What should have been an inning-ending grounder by Paul Konerko then scored a run, ending Albers’ streak of 17 ⅓scoreless innings, a franchise record for a starting pitcher at the beginning of his career.
Albers was similarly easing his way through the fourth inning, getting two quick outs, when he got to 0-2 on Adam Dunn. But a cut fastball got too much of the plate, and Dunn lined it to right, and suddenly, a rally was underway. Avisail Garcia followed with an RBI double to left, Jeff Keppinger accepted the second walk of Albers’ career, and the Canadian lefty made the biggest mistake of his night: A slider to Dayan Viciedo.
“One bad pitch. He tried to cut a fastball, it looked like,” Gardenhire said, and the White Sox outfielder slugged it into the right field stands, a three-run homer.
Albers was his old self after the mistake, retiring nine of the next 10 he faced easily. The Twins tried to rally, with Ryan Doumit hitting a two-run homer of his own to pull Minnesota within one, but they never caught up, in part because another fly ball got swallowed up by the sky after Albers departed. This time, it was an eighth-inning fly ball by Dunn that Josh Willingham never saw in the slate-gray twilight, allowing another run to score.

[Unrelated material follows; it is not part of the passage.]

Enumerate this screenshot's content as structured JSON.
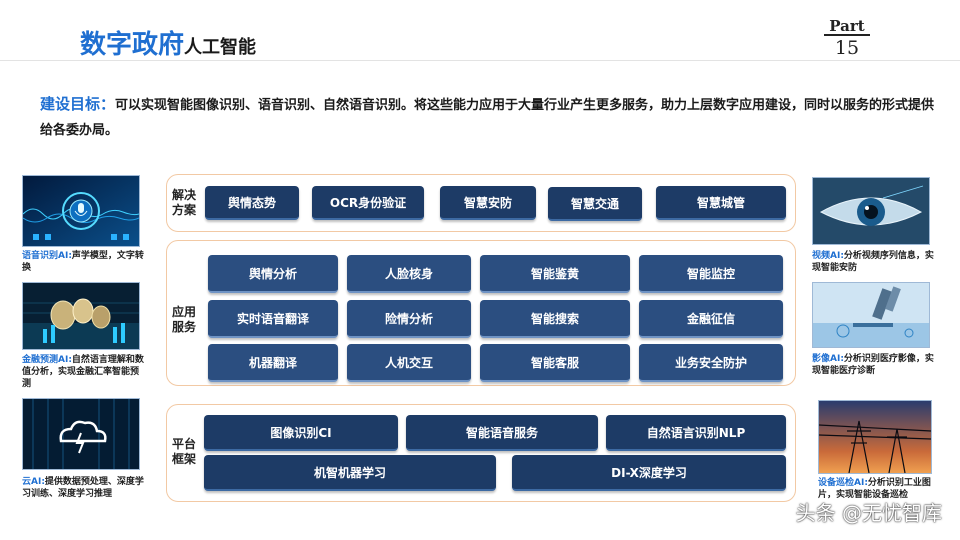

“It hurts. You give up runs on balls that are normally caught, just because of the [light] circumstances,” Albers said. Another shutout “ would have been nice, the streak was great while it was going on. It was awesome to have those two nights, they were pretty special, and who knows if they’ll ever happen again? You see today how quickly things can change. “
© 2013 Star Tribune